That’s about it, honestly. I don’t have any heartwrenching tale of betrayal or hard work for naught. Development went smoother than I could have hoped, and our team grew throughout the entire process. I picked up a few useful tactics regarding project management, and I think that we’re a lot more in-tune than we were before.

Looking back, I find it funny to think that this entire game spouted from a single comment made by Tangleworm about, and I’m paraphrasing here, “A game that changes depending on whether you’re happy or sad.”

Seeing a game come together is always a delightful experience, and if anyone were to ask me why I loved programming so much, that would probably be my answer. Sure, copying and pasting line after line of code can be tedious, but being so involved in the development process and knowing that every action you make will directly impact how a part of the game functions is such an empowering feeling.

We’re still waiting to hear from a number of websites/sources (such as jayisgames, indiegames, the escapist) and we’ll keep you updated as Grief’s release plays out. Until then, go tell all your friends about the game! After all, isn’t that what friends are for? Shameless plugging of products.

-Klassic

One day of Grief

Hah. Hah hah. See my joke? Up there, in the title?

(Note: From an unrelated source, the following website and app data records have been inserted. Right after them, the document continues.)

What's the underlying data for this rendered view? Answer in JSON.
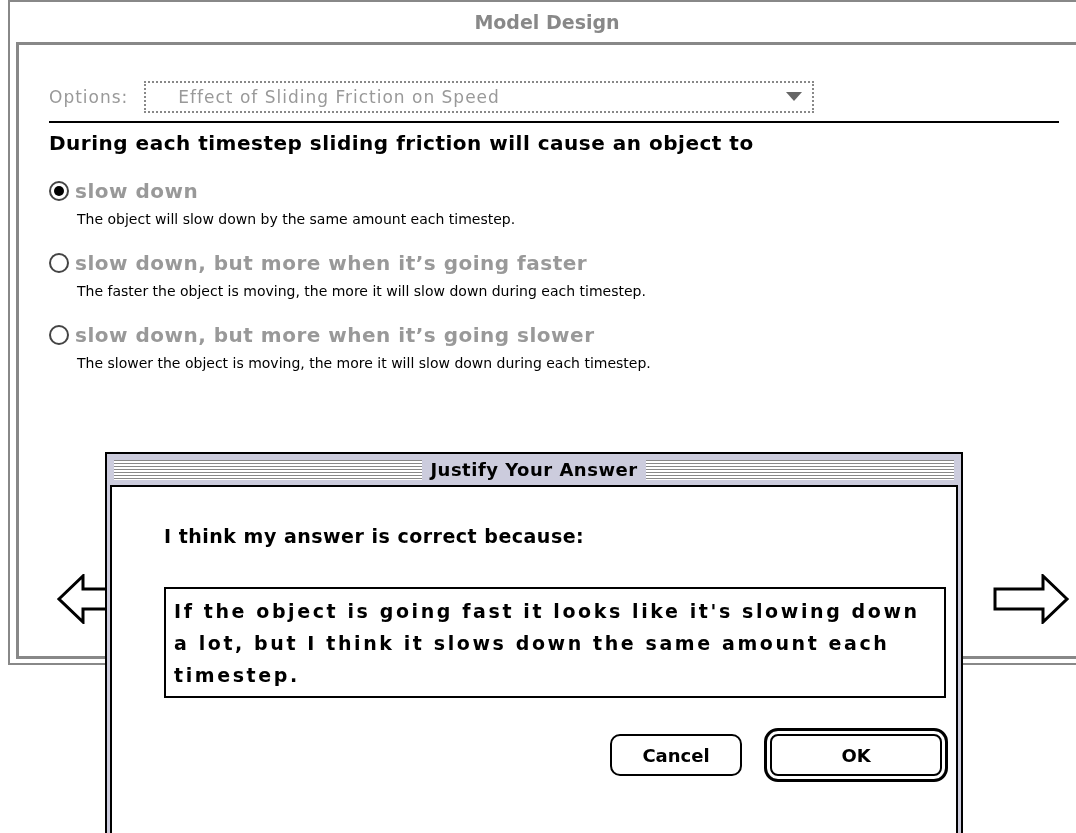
{
  "window": {
    "title": "Model Design"
  },
  "options": {
    "label": "Options:",
    "value": "Effect of Sliding Friction on Speed",
    "disabled": true
  },
  "question": "During each timestep sliding friction will cause an object to",
  "choices": [
    {
      "label": "slow down",
      "description": "The object will slow down by the same amount each timestep.",
      "selected": true,
      "disabled": true
    },
    {
      "label": "slow down, but more when it’s going faster",
      "description": "The faster the object is moving, the more it will slow down during each timestep.",
      "selected": false,
      "disabled": true
    },
    {
      "label": "slow down, but more when it’s going slower",
      "description": "The slower the object is moving, the more it will slow down during each timestep.",
      "selected": false,
      "disabled": true
    }
  ],
  "dialog": {
    "title": "Justify Your Answer",
    "prompt": "I think my answer is correct because:",
    "answer": "If the object is going fast it looks like it's slowing down a lot, but I think it slows down the same amount each timestep.",
    "buttons": [
      {
        "label": "Cancel",
        "default": false
      },
      {
        "label": "OK",
        "default": true
      }
    ]
  }
}
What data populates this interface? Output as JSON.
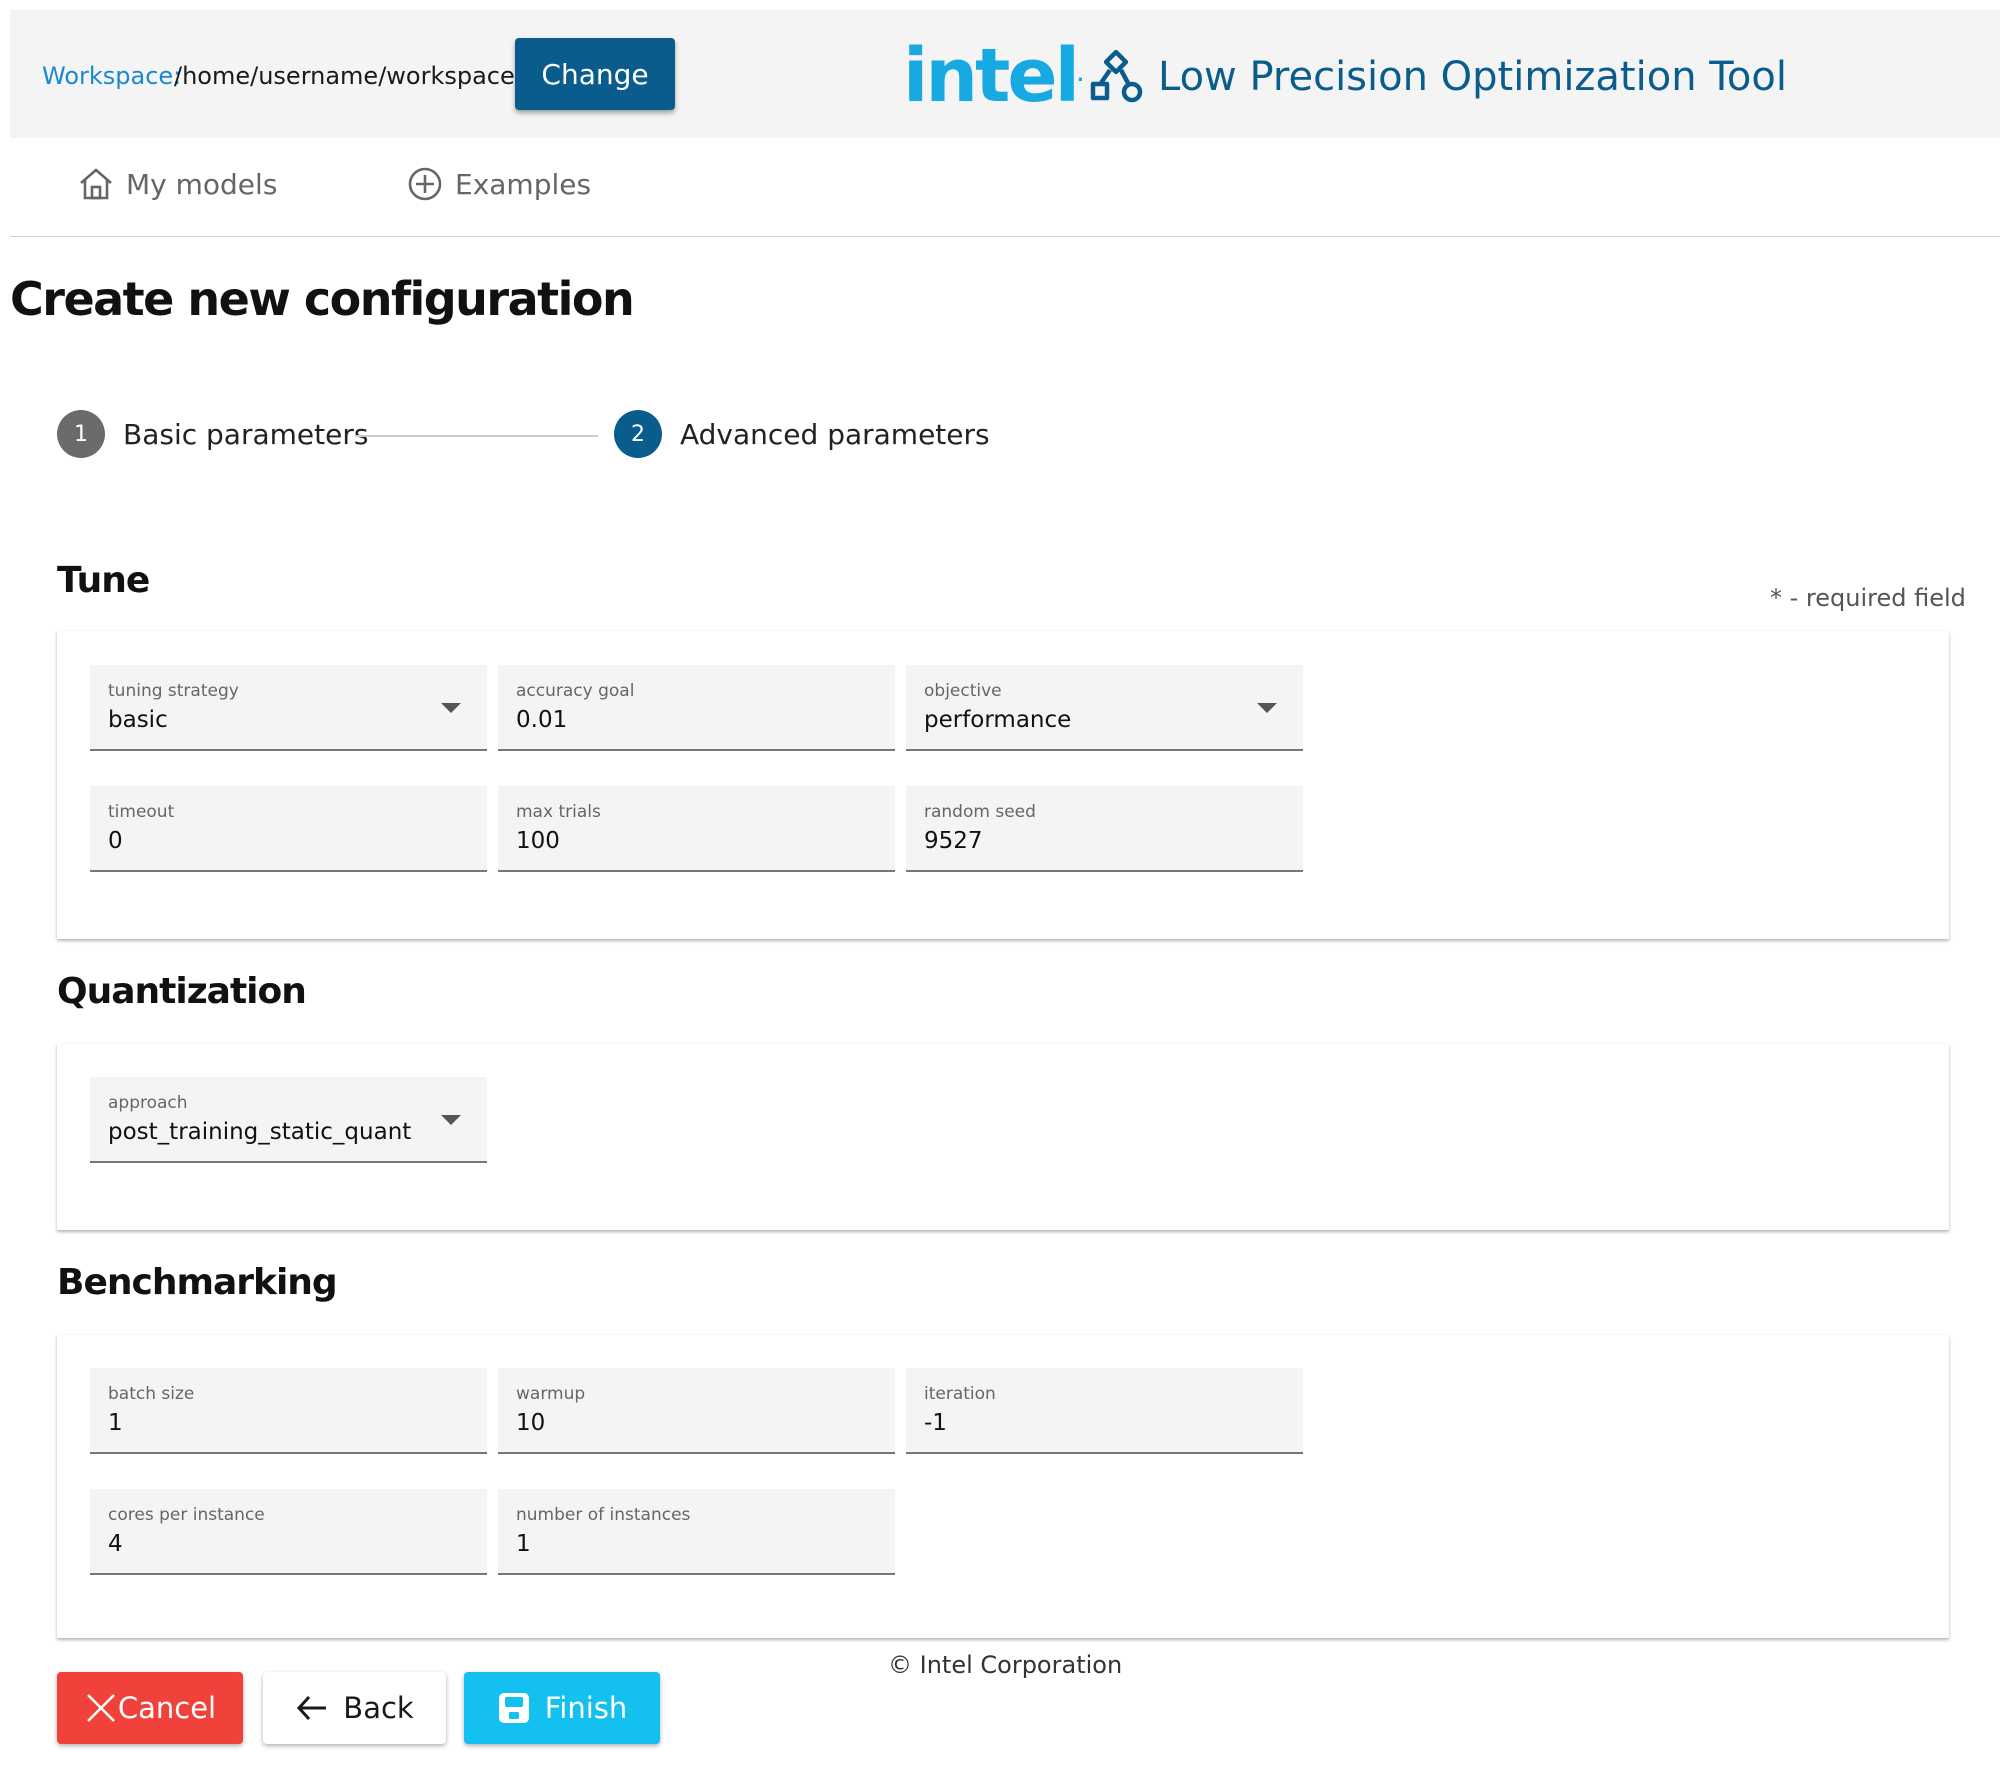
{
  "header": {
    "workspace_label": "Workspace:",
    "workspace_path": "/home/username/workspace",
    "change_label": "Change",
    "brand_logo": "intel",
    "app_title": "Low Precision Optimization Tool",
    "app_icon": "shapes-icon"
  },
  "nav": {
    "items": [
      {
        "label": "My models",
        "icon": "home-icon"
      },
      {
        "label": "Examples",
        "icon": "plus-circle-icon"
      }
    ]
  },
  "page": {
    "title": "Create new configuration",
    "required_note": "* - required field"
  },
  "stepper": {
    "steps": [
      {
        "number": "1",
        "label": "Basic parameters",
        "state": "inactive"
      },
      {
        "number": "2",
        "label": "Advanced parameters",
        "state": "active"
      }
    ]
  },
  "sections": {
    "tune": {
      "title": "Tune",
      "fields": {
        "tuning_strategy": {
          "label": "tuning strategy",
          "value": "basic",
          "type": "select"
        },
        "accuracy_goal": {
          "label": "accuracy goal",
          "value": "0.01",
          "type": "text"
        },
        "objective": {
          "label": "objective",
          "value": "performance",
          "type": "select"
        },
        "timeout": {
          "label": "timeout",
          "value": "0",
          "type": "text"
        },
        "max_trials": {
          "label": "max trials",
          "value": "100",
          "type": "text"
        },
        "random_seed": {
          "label": "random seed",
          "value": "9527",
          "type": "text"
        }
      }
    },
    "quantization": {
      "title": "Quantization",
      "fields": {
        "approach": {
          "label": "approach",
          "value": "post_training_static_quant",
          "type": "select"
        }
      }
    },
    "benchmarking": {
      "title": "Benchmarking",
      "fields": {
        "batch_size": {
          "label": "batch size",
          "value": "1",
          "type": "text"
        },
        "warmup": {
          "label": "warmup",
          "value": "10",
          "type": "text"
        },
        "iteration": {
          "label": "iteration",
          "value": "-1",
          "type": "text"
        },
        "cores_per_instance": {
          "label": "cores per instance",
          "value": "4",
          "type": "text"
        },
        "number_of_instances": {
          "label": "number of instances",
          "value": "1",
          "type": "text"
        }
      }
    }
  },
  "footer": {
    "copyright": "© Intel Corporation",
    "cancel_label": "Cancel",
    "back_label": "Back",
    "finish_label": "Finish"
  },
  "colors": {
    "brand_dark_blue": "#0a5c8c",
    "intel_blue": "#17a9e1",
    "workspace_label": "#1a8ad0",
    "cancel_red": "#f0413b",
    "finish_cyan": "#14c0f0",
    "step_inactive": "#6b6b6b",
    "step_active": "#0a5c8c"
  }
}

Hah? No?

…Well this is awkward.

Grief has been out for just under 24 hours at the time of writing (4:45 PM GMT-8 Tuesday April 19th 2011 for those who are curious/eccentric) and the response has been quite phenomenal! We’ve been getting 4/5’s and 5/5’s across the board, and everyone is praising the game as if it were Jesus reincarnate. Okay, maybe not that much, but it’s definitely a large improvement over Bun Dun’s response. Of course, we hope Grief is a much better game than Bun Dun, so this is probably a good thing.

Oddly enough, the largest issue with the game (I know a certain friend who is going to mock me incessantly for this) is the movement speed of Grief Girl. I find that quite interesting, but it also confuses me. In order for the puzzles to work on the scale that they do, Grief Girl MUST move at that exact speed, otherwise the game simply would not function as intended. Perhaps that in itself is a design flaw, and one that we should learn from in future games. Either that, or we have the pickiest damn fanbase on earth. Kidding!

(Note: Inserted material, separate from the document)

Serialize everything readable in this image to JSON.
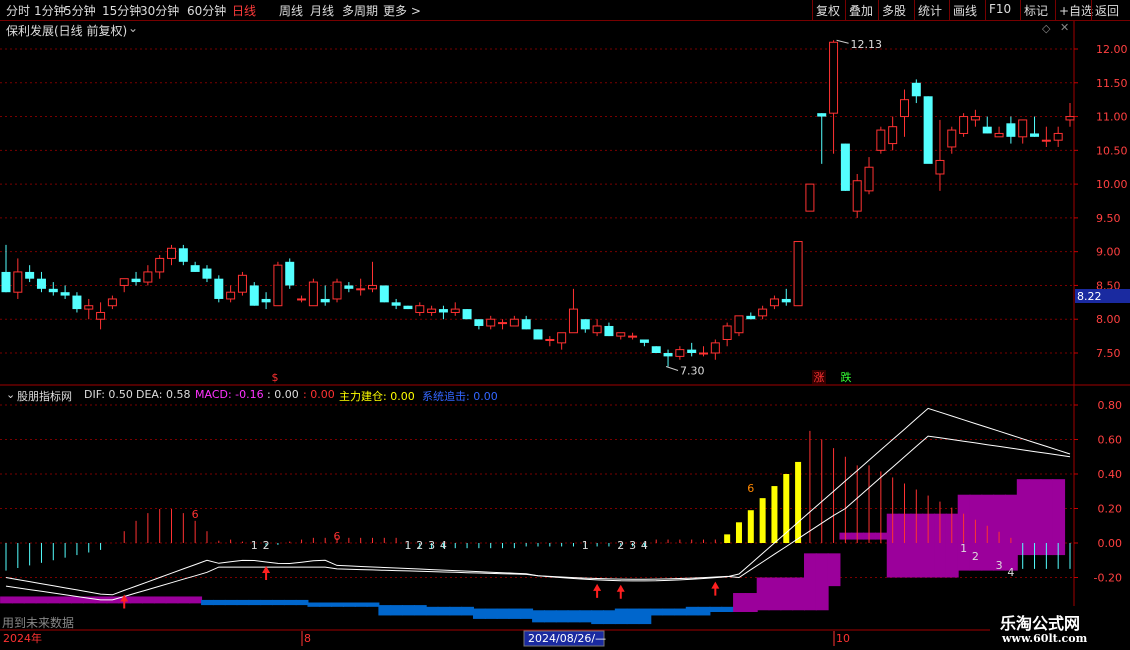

Our game was submitted to the Extra Credits Innovation Awards (On http://www.escapistmagazine.com/), and while I don’t expect to win or even be nominated for an award, it’s still nice to know that we’re part of something a lot larger than just a little downloadable time waster. Plus, how awesome would it be to be able to give a demonstration of Grief at LOGIN? Ah well, dreams may remain dreams.

If things continue on this streak of good luck (Knock on wood, real wood not the shitty fake wood my desk is made of) then we should get a feature by Jayisgames this Saturday and a potential feature by indiegames.com at some point in the next week. Though, indiegames seems to have made a point of ignoring every email I’ve sent them in the past year, so I’m not holding my breath for that one. While it’s nice to get a download boost from Jayisgames and co., I honestly think that my favourite part about releasing a game is just reading the small, individual comments of people who have stumbled across our games completely by accident. Game reviewers are wonderful, but there’s something in hearing from our target audience that we’re doing a good job that just can’t be beat.

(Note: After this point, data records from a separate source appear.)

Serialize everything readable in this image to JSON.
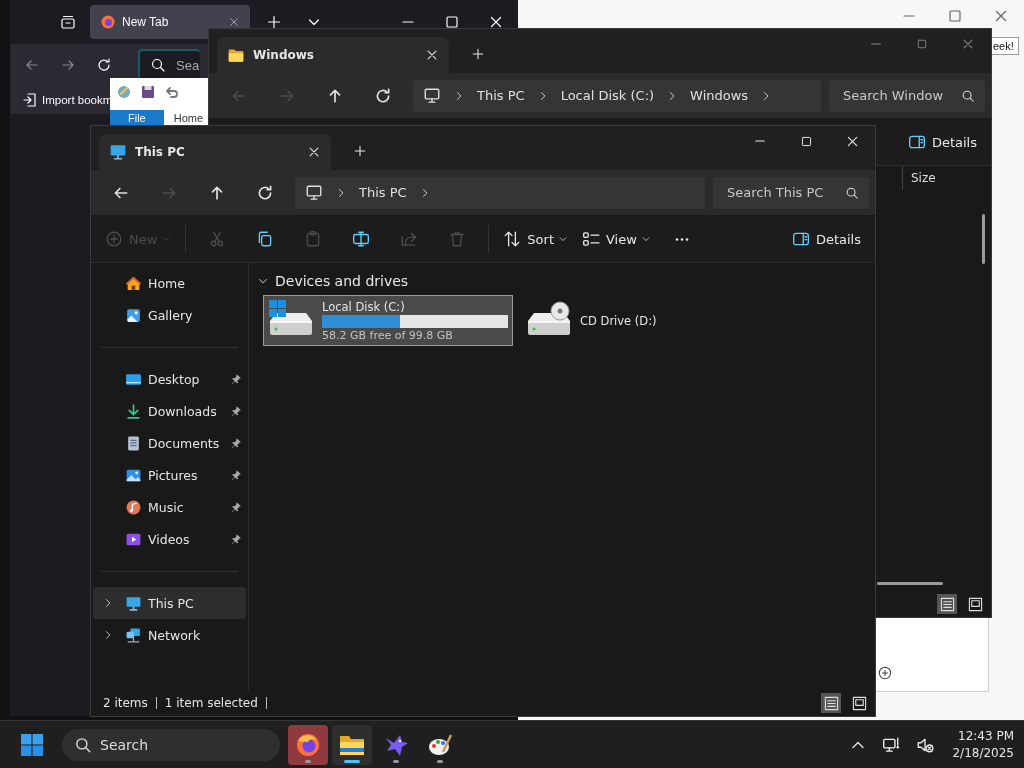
{
  "browser_window": {
    "tab": {
      "title": "New Tab"
    },
    "search": {
      "placeholder": "Sea"
    },
    "bookmarks": [
      {
        "label": "Import bookm"
      }
    ]
  },
  "ribbon_window": {
    "tabs": [
      {
        "label": "File",
        "selected": true
      },
      {
        "label": "Home",
        "selected": false
      }
    ]
  },
  "background_window": {
    "button": "eek!"
  },
  "folder_window": {
    "tab": "Windows",
    "nav": [
      {
        "kind": "back",
        "disabled": true
      },
      {
        "kind": "forward",
        "disabled": true
      },
      {
        "kind": "up",
        "disabled": false
      },
      {
        "kind": "refresh",
        "disabled": false
      }
    ],
    "breadcrumb": [
      "This PC",
      "Local Disk (C:)",
      "Windows"
    ],
    "search": {
      "placeholder": "Search Window"
    },
    "details_button": "Details",
    "columns": [
      "Size"
    ],
    "view_modes": [
      {
        "kind": "details",
        "selected": true
      },
      {
        "kind": "tiles",
        "selected": false
      }
    ]
  },
  "explorer": {
    "tab": "This PC",
    "nav": [
      {
        "kind": "back",
        "disabled": false
      },
      {
        "kind": "forward",
        "disabled": true
      },
      {
        "kind": "up",
        "disabled": false
      },
      {
        "kind": "refresh",
        "disabled": false
      }
    ],
    "breadcrumb": [
      "This PC"
    ],
    "search": {
      "placeholder": "Search This PC"
    },
    "toolbar": [
      {
        "kind": "new",
        "label": "New",
        "disabled": true
      },
      {
        "kind": "cut",
        "disabled": true
      },
      {
        "kind": "copy",
        "disabled": false
      },
      {
        "kind": "paste",
        "disabled": true
      },
      {
        "kind": "rename",
        "disabled": false
      },
      {
        "kind": "share",
        "disabled": true
      },
      {
        "kind": "delete",
        "disabled": true
      },
      {
        "kind": "sort",
        "label": "Sort",
        "disabled": false
      },
      {
        "kind": "view",
        "label": "View",
        "disabled": false
      },
      {
        "kind": "more",
        "disabled": false
      }
    ],
    "details_button": "Details",
    "sidebar": {
      "quick": [
        {
          "kind": "home",
          "label": "Home",
          "selected": false
        },
        {
          "kind": "gallery",
          "label": "Gallery",
          "selected": false
        }
      ],
      "pinned": [
        {
          "kind": "desktop",
          "label": "Desktop",
          "pinned": true,
          "selected": false
        },
        {
          "kind": "downloads",
          "label": "Downloads",
          "pinned": true,
          "selected": false
        },
        {
          "kind": "documents",
          "label": "Documents",
          "pinned": true,
          "selected": false
        },
        {
          "kind": "pictures",
          "label": "Pictures",
          "pinned": true,
          "selected": false
        },
        {
          "kind": "music",
          "label": "Music",
          "pinned": true,
          "selected": false
        },
        {
          "kind": "videos",
          "label": "Videos",
          "pinned": true,
          "selected": false
        }
      ],
      "tree": [
        {
          "kind": "pc",
          "label": "This PC",
          "expanded": false,
          "selected": true
        },
        {
          "kind": "network",
          "label": "Network",
          "expanded": false,
          "selected": false
        }
      ]
    },
    "section": {
      "title": "Devices and drives",
      "expanded": true
    },
    "drives": [
      {
        "kind": "system",
        "name": "Local Disk (C:)",
        "selected": true,
        "level": 0.42,
        "info": "58.2 GB free of 99.8 GB"
      },
      {
        "kind": "optical",
        "name": "CD Drive (D:)",
        "selected": false
      }
    ],
    "status": {
      "items": "2 items",
      "selection": "1 item selected"
    },
    "view_modes": [
      {
        "kind": "details",
        "selected": true
      },
      {
        "kind": "tiles",
        "selected": false
      }
    ]
  },
  "taskbar": {
    "search": {
      "placeholder": "Search"
    },
    "apps": [
      {
        "kind": "firefox",
        "selected": false,
        "flashing": true
      },
      {
        "kind": "files",
        "selected": true,
        "flashing": false
      },
      {
        "kind": "bird",
        "selected": false,
        "flashing": false
      },
      {
        "kind": "paint",
        "selected": false,
        "flashing": false
      }
    ],
    "clock": {
      "time": "12:43 PM",
      "date": "2/18/2025"
    }
  }
}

Oddly enough, Grief seems to have erupted on Yoyogames, hitting the top 15 on “Top Games”. Will it stay there? Will it go up, or drop? Only time will tell. I for one am ecstatic about this development, considering that Bun Dun was ignored on Yoyogames when we released it.

Anyways, that’s all for now! Remember, this is only day ONE of Grief’s release. Who knows what the future might hold for us?

Now, back to playing Steamlands (great fun, check it out) and pretending to do homework. See you all soon!

-Klassic

PS: Our trailer on youtube got a comment today! This marks the first comment on any video we’ve released! XD